[Problem to work on] From the entries below, report only the number of lines that contain the word "JSON".

(Dataset rows for apps and sites)
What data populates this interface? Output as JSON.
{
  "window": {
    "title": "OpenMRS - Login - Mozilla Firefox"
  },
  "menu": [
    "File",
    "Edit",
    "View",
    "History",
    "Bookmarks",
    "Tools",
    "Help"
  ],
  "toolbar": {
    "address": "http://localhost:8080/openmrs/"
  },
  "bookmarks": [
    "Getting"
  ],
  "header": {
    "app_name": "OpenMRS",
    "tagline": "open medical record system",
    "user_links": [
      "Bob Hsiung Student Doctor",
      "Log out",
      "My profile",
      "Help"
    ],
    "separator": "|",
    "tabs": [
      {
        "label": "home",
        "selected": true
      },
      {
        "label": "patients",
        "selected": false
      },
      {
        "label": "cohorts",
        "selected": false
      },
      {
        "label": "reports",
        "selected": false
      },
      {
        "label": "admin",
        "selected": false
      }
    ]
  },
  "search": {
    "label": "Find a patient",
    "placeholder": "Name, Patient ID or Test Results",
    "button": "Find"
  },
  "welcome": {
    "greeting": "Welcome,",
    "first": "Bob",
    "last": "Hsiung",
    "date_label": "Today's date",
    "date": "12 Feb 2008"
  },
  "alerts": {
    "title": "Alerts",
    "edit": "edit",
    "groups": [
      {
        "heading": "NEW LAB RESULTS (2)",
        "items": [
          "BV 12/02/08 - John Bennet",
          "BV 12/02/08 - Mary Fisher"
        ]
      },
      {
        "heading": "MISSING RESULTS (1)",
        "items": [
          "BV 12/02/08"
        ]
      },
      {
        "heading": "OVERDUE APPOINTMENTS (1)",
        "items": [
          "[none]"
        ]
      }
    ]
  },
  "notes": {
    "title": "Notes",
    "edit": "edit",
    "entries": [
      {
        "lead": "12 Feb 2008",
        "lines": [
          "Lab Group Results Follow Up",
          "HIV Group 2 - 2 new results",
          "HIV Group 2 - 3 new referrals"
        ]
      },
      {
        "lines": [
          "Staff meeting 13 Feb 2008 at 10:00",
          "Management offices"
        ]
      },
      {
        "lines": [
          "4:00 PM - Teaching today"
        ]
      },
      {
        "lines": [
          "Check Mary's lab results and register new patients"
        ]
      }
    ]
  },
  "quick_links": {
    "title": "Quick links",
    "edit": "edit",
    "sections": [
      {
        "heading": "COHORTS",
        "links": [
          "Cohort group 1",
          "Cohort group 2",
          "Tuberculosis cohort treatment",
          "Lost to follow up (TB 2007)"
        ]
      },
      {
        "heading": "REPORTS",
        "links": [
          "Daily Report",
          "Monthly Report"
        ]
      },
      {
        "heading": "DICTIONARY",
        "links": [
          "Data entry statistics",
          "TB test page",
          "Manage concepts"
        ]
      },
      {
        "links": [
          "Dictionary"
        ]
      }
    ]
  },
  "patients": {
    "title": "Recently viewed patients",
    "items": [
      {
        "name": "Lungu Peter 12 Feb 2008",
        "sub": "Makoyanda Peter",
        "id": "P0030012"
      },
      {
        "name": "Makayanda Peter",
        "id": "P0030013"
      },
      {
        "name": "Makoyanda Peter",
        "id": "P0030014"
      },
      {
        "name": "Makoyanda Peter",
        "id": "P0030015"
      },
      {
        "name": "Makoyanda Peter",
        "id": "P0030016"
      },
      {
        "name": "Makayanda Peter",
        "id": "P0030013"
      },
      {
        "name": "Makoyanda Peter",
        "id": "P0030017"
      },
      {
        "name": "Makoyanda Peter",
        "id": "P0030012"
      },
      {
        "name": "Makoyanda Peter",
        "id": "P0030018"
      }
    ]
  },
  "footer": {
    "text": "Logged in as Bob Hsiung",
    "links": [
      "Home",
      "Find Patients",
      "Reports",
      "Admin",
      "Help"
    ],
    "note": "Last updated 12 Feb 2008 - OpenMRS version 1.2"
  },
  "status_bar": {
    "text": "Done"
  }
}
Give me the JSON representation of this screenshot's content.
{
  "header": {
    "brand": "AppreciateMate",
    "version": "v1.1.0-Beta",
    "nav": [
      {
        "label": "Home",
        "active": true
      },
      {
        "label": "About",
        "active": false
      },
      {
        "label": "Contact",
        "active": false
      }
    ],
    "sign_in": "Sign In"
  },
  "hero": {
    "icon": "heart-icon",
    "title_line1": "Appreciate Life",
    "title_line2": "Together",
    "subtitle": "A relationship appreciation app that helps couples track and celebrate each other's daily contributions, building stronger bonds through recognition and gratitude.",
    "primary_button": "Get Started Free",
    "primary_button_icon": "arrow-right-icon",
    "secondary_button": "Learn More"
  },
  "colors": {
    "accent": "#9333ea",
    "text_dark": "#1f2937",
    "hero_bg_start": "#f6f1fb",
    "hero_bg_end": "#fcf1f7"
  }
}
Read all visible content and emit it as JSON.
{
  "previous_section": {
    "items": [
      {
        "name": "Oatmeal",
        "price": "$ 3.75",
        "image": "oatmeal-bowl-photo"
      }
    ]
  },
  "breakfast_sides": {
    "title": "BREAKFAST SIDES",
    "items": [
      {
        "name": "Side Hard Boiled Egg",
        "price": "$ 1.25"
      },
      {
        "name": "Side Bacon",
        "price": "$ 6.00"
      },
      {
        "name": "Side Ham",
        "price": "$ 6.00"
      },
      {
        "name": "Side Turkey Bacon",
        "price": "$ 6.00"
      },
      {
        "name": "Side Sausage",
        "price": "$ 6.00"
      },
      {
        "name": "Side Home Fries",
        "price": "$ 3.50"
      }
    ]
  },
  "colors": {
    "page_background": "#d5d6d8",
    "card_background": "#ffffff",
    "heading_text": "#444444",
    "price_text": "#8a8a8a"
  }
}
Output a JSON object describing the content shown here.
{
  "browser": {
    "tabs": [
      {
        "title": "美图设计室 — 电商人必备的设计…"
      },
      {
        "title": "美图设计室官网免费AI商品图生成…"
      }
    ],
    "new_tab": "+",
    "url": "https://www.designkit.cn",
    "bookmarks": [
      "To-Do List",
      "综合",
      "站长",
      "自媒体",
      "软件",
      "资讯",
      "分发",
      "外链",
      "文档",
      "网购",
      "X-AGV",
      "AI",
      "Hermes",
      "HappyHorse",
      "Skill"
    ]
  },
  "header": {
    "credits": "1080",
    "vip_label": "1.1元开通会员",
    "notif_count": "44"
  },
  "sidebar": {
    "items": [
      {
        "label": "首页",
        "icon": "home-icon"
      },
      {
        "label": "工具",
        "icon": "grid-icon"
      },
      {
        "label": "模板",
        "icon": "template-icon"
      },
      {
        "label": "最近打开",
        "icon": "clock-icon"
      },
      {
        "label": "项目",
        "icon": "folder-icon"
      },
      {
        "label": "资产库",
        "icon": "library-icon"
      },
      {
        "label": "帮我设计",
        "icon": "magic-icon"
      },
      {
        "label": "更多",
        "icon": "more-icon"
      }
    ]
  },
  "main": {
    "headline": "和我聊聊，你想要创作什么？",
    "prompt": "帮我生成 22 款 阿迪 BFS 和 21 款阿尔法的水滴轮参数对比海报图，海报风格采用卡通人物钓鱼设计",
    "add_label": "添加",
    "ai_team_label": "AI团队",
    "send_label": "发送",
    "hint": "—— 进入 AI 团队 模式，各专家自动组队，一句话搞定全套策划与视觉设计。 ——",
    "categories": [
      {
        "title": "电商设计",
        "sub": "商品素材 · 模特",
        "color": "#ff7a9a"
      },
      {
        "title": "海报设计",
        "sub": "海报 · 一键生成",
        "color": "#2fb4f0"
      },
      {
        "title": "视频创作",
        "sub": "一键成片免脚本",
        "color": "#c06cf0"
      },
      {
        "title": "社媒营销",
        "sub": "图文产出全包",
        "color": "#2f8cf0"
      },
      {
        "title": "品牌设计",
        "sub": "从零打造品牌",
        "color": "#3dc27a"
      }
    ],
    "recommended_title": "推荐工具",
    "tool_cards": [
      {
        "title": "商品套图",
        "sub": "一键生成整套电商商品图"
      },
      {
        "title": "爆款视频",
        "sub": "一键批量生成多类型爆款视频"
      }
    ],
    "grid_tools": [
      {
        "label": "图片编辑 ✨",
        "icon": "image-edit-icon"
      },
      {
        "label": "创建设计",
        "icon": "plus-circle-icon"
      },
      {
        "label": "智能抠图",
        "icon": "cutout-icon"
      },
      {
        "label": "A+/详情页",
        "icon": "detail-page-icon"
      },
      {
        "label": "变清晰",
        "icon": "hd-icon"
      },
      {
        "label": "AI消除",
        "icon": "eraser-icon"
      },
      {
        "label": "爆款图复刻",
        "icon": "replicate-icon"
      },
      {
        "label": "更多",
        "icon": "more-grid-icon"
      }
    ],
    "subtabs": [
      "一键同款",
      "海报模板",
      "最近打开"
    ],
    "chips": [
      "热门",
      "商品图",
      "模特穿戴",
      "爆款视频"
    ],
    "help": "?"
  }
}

[Exercise solution] 4